Mexican newspaper photographers attacked by gunmen
Two Mexican newspaper photographers have been attacked by gunmen in Ciudad Juarez, in northern Mexico.
Police say gunmen shot dead Luis Carlos Santiago and severely injured Carlos Sanchez, who both worked for the local paper, Diario de Juarez.
The newspaper's editor said he did not know why they had been targeted.
The Committee to Protect Journalists (CPJ), a US campaign group, says journalists in Mexico are increasingly being attacked by drug cartels.
According the CPJ, fear of the cartels is leading some publications to stop reporting on drug-related violence.
Newspaper director Pedro Torres told the Associated Press news agency that 21-year-old Mr Santiago and his colleague were driving to lunch when gunmen in two cars intercepted them and opened fire.
Mr Sanchez is in a serious condition in hospital.
Upsurge in violence
According to the CJP, Mexico is one of the world's most dangerous countries for journalists and more than 30 have been killed or have gone missing since President Felipe Calderon launched a military crackdown on organised crime in 2006.
Ciudad Juarez has been the scene of frequent violence.
In 2008, another El Diario de Juarez journalist, Armando Rodriguez, was killed in front of his home in the city, which is close to the US-Mexico border.
The following year the federal agent who had been investigating Rodriguez's death was killed.
In recent weeks there has been a big upsurge in violence in north-eastern Mexico, where rival drugs gangs are battling for control of smuggling routes into the US.
The rising violence has led to growing criticism of Mr Calderon's military crackdown on the drugs cartels.
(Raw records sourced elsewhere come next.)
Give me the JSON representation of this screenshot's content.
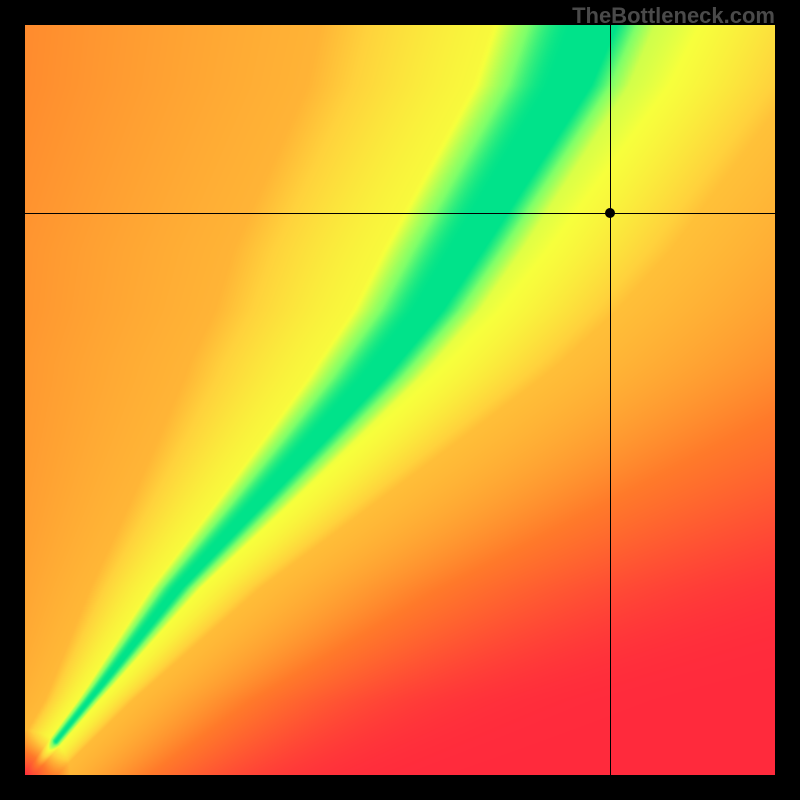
{
  "watermark": "TheBottleneck.com",
  "chart_data": {
    "type": "heatmap",
    "title": "",
    "xlabel": "",
    "ylabel": "",
    "xlim": [
      0,
      100
    ],
    "ylim": [
      0,
      100
    ],
    "legend": false,
    "crosshair": {
      "x": 78,
      "y": 75
    },
    "point": {
      "x": 78,
      "y": 75
    },
    "color_scale": [
      {
        "value": 0.0,
        "color": "#ff2a3c"
      },
      {
        "value": 0.35,
        "color": "#ff7a2a"
      },
      {
        "value": 0.6,
        "color": "#ffd23c"
      },
      {
        "value": 0.78,
        "color": "#f7ff3c"
      },
      {
        "value": 0.92,
        "color": "#7eff6a"
      },
      {
        "value": 1.0,
        "color": "#00e38a"
      }
    ],
    "ridge": {
      "description": "Optimal balance curve (green ridge) from bottom-left to top-right",
      "points_xy": [
        [
          2,
          2
        ],
        [
          10,
          12
        ],
        [
          20,
          25
        ],
        [
          30,
          36
        ],
        [
          38,
          45
        ],
        [
          45,
          53
        ],
        [
          52,
          62
        ],
        [
          58,
          72
        ],
        [
          64,
          82
        ],
        [
          70,
          92
        ],
        [
          73,
          100
        ]
      ],
      "width_profile": [
        [
          0,
          0.5
        ],
        [
          10,
          1.5
        ],
        [
          25,
          4
        ],
        [
          40,
          7
        ],
        [
          55,
          10
        ],
        [
          70,
          12
        ],
        [
          85,
          13
        ],
        [
          100,
          14
        ]
      ]
    },
    "corner_values": {
      "bottom_left": 0.0,
      "bottom_right": 0.0,
      "top_left": 0.0,
      "top_right": 0.55
    }
  }
}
Opposition groups say the crackdown, which began three-and-a-half years ago, has done nothing to stop the flow of drugs to the US.
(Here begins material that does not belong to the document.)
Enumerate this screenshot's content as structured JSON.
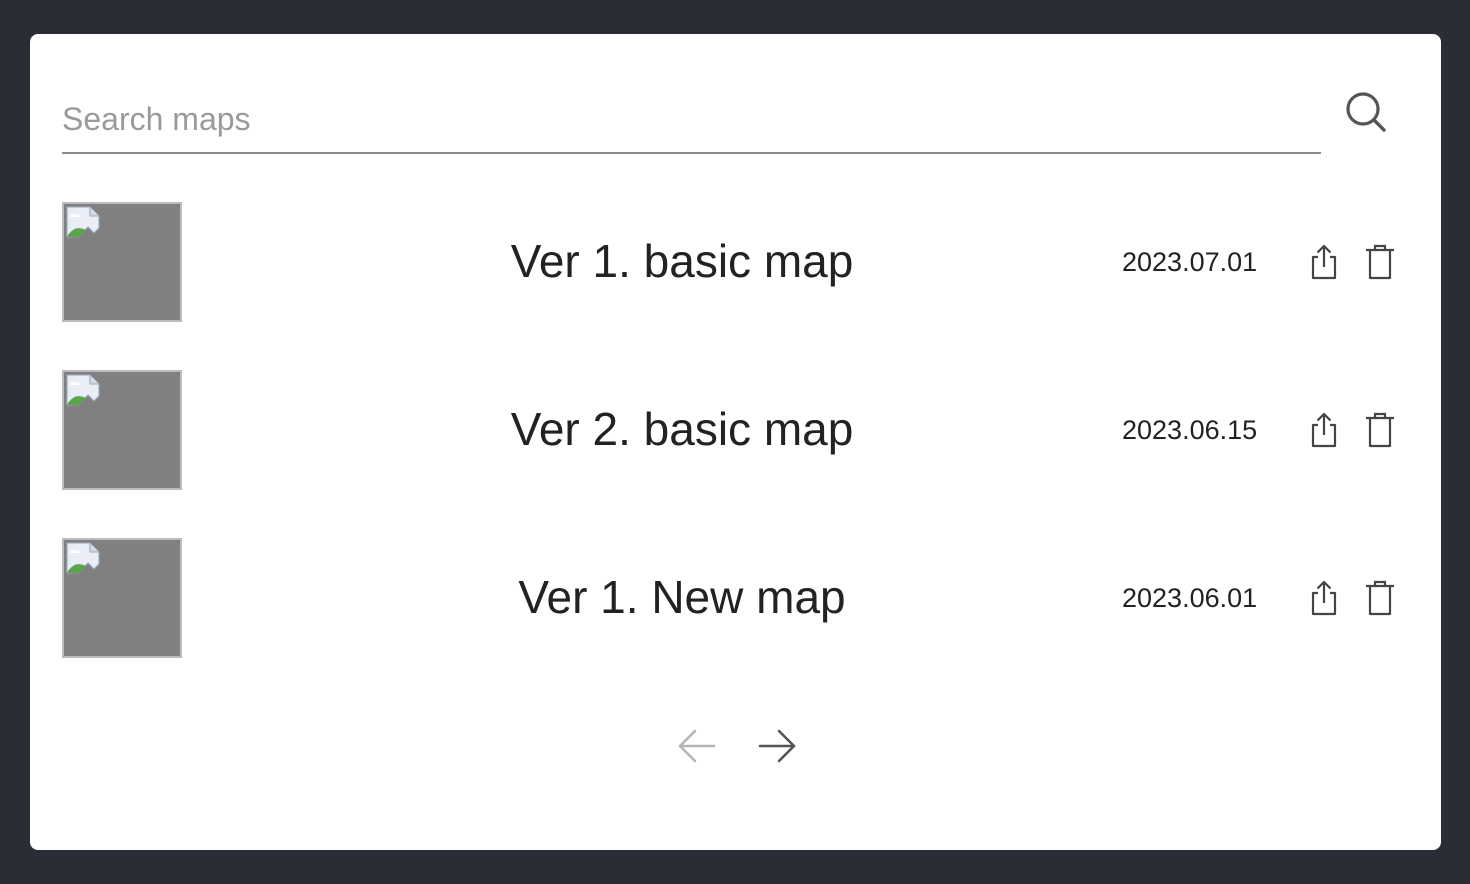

More than 28,000 people have died in drug-related violence since President Calderon deployed the army against the cartels in 2006. The violence has spilled over into Central America.
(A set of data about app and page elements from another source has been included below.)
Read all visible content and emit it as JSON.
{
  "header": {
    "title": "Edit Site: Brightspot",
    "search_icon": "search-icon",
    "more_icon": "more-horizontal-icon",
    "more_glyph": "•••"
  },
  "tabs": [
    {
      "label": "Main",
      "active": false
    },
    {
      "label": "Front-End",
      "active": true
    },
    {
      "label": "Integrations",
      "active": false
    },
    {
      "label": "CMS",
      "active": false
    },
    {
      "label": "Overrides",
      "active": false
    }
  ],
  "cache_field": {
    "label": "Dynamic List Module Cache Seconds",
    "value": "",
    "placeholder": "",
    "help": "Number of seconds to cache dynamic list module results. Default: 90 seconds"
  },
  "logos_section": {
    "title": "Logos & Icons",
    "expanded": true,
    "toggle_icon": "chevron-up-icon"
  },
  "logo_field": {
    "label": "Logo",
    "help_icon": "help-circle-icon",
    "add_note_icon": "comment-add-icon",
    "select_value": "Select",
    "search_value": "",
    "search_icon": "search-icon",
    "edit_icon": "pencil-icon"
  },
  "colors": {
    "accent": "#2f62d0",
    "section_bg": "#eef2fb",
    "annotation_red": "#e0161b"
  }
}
However, the president has defended his policy, saying that the rise in violence is a sign that the cartels are becoming more desperate.